Start of Input data

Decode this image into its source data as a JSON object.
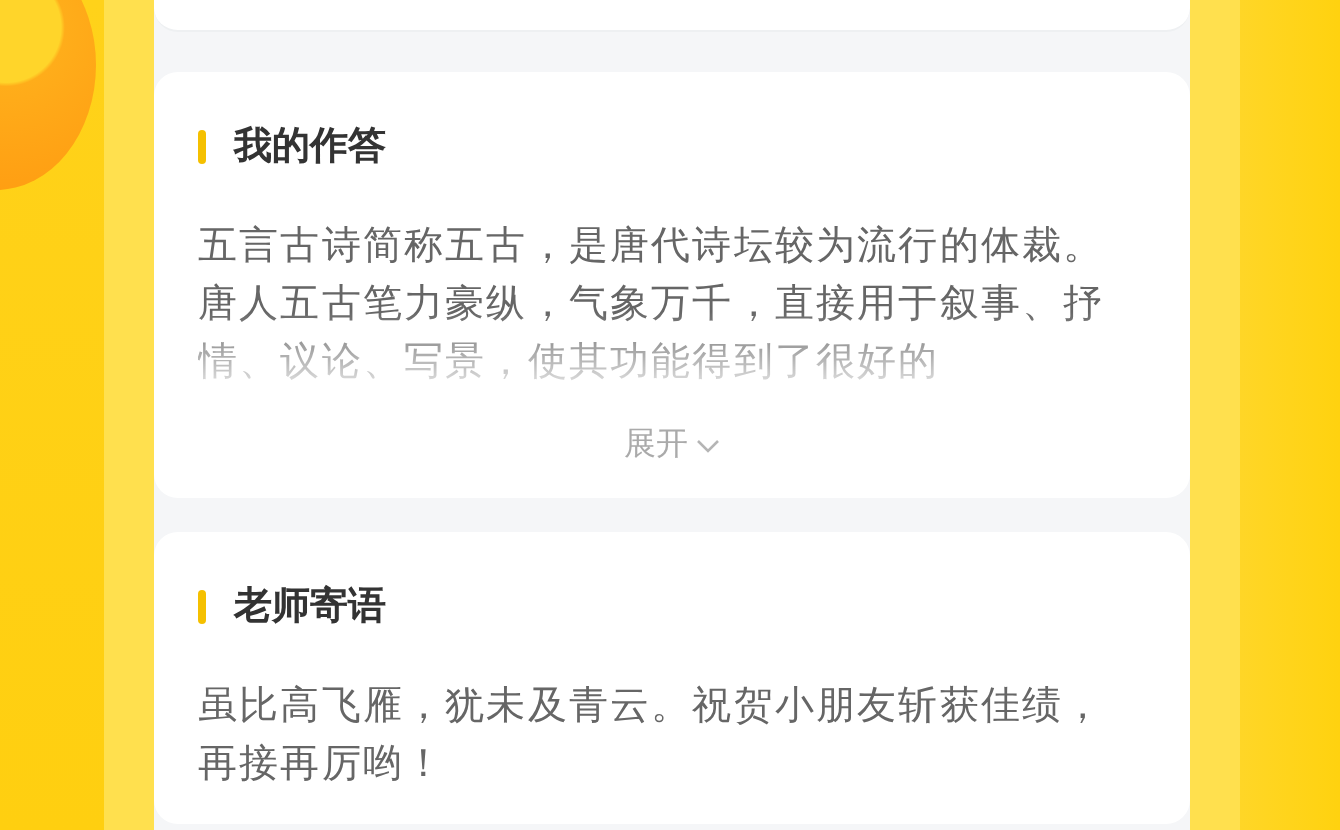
{
  "sections": [
    {
      "title": "我的作答",
      "text": "五言古诗简称五古，是唐代诗坛较为流行的体裁。唐人五古笔力豪纵，气象万千，直接用于叙事、抒情、议论、写景，使其功能得到了很好的",
      "collapsed": true,
      "toggle": "展开"
    },
    {
      "title": "老师寄语",
      "text": "虽比高飞雁，犹未及青云。祝贺小朋友斩获佳绩，再接再厉哟！",
      "collapsed": false
    }
  ]
}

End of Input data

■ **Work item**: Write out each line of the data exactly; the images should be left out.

■ **Response to the exercise**:
Decode this image into its source data as a JSON object.
{
  "sections": [
    {
      "title": "我的作答",
      "text": "五言古诗简称五古，是唐代诗坛较为流行的体裁。唐人五古笔力豪纵，气象万千，直接用于叙事、抒情、议论、写景，使其功能得到了很好的",
      "collapsed": true,
      "toggle": "展开"
    },
    {
      "title": "老师寄语",
      "text": "虽比高飞雁，犹未及青云。祝贺小朋友斩获佳绩，再接再厉哟！",
      "collapsed": false
    }
  ]
}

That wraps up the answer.